You always have the option to purchase used vehicles. If your priority is your finances, that’s the seemingly right choice. However, this doesn’t mean that it doesn’t pose any risk. Luke Jackson was an ordinary guy who experienced the downsides of acquiring used cars.
What he got is a 2018 Tesla Model 3 from a particular dealership in Florida. He bought it using his hard-earned cash. When he purchased the car, it had 9,000 miles on the clock; its condition was pretty good, too. The title was clean, so he sealed the deal.
Sadly, he found out months later that his Model 3 got involved in a severe road collision. He also discovered that the cost of repairing the front of the vehicle is roughly $34,000! The worst of all is that this accident history is not recorded in the title when he got the vehicle. To add insults to injury, he also learned that the Model 3 he is using right now had been listed on an auction site, with proof of the damages caused by the accident.
The case of Jackson was first reported on WSB Radio. But according to this outlet, his story is not an isolated case of wrecked vehicles that had been sold with clean titles. Based on the rumors, there was also a Toyota 4Runner (with no side curtain airbags) that deceived many people. It’s the reason the said Toyota had already seven owners in just a span of five years.
Interestingly, the Model 3 and 4Runner got their “clean titles” in Texas. And we just learned that it is not an illegal thing to do. On a particular Texas law, the title of the vehicle remains unscathed as long as the repair cost is not higher than its actual value.
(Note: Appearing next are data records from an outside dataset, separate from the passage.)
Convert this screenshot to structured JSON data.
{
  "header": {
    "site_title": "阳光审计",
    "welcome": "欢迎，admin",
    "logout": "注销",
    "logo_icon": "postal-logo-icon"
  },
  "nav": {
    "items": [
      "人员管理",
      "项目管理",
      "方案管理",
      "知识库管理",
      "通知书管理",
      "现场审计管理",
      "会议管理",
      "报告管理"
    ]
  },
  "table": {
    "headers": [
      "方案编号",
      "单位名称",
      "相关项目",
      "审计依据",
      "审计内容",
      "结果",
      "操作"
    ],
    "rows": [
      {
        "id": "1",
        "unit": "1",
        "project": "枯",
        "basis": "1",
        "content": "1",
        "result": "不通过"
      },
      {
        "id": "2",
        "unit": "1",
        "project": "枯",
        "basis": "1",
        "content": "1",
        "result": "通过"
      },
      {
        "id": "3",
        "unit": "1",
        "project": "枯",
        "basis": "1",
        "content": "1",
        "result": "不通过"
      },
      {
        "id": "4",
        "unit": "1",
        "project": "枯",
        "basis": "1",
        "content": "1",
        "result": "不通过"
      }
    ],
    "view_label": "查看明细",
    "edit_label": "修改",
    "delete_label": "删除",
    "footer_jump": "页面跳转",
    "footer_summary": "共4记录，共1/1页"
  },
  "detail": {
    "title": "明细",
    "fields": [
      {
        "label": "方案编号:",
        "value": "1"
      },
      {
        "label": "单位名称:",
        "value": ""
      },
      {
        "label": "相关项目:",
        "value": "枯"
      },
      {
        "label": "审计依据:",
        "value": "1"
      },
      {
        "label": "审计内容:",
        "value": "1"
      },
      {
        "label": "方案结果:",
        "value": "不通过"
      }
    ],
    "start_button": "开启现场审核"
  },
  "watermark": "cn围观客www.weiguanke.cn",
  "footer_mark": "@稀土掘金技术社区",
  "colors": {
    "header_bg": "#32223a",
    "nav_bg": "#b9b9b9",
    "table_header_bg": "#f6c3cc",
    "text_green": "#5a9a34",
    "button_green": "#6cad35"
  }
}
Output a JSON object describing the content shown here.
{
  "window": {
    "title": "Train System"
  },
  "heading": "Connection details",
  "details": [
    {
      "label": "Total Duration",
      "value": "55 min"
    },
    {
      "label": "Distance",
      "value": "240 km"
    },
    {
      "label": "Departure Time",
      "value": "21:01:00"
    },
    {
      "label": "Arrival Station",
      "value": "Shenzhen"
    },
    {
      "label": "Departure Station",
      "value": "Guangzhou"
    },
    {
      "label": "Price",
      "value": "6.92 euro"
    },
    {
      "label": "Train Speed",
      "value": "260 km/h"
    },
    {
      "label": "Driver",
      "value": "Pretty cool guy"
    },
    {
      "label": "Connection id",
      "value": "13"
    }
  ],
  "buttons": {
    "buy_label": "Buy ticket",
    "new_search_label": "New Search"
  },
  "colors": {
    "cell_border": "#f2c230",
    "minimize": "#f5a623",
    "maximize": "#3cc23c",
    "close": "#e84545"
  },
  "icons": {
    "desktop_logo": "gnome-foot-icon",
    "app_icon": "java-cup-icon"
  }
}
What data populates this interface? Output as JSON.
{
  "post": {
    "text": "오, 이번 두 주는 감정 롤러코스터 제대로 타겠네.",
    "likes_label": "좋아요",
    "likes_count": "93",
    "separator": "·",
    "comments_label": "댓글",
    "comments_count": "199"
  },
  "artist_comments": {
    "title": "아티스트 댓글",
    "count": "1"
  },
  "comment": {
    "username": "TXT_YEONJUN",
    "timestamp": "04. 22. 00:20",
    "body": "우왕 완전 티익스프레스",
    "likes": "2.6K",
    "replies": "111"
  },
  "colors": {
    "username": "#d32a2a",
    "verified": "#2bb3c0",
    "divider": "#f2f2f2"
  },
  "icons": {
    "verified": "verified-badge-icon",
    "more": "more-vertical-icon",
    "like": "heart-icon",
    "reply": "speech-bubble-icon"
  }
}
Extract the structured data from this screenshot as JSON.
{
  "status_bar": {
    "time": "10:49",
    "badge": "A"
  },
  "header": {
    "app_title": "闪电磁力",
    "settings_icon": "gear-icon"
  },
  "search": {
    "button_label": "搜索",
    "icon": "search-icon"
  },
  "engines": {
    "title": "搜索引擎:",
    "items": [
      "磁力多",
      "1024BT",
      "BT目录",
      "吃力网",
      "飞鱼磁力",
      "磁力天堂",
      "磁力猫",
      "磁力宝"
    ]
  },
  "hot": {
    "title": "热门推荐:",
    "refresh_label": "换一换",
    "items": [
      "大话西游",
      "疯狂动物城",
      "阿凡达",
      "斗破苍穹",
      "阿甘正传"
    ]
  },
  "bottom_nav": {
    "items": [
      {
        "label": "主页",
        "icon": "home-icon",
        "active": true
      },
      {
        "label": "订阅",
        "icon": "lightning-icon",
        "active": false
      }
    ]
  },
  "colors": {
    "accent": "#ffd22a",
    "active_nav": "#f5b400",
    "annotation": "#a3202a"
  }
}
Hence, if your car is worth $50,000 but the repair cost is $45,000, your title will not be changed.
What do you think about this policy? Do you think it’s fair for people who want to buy used cars?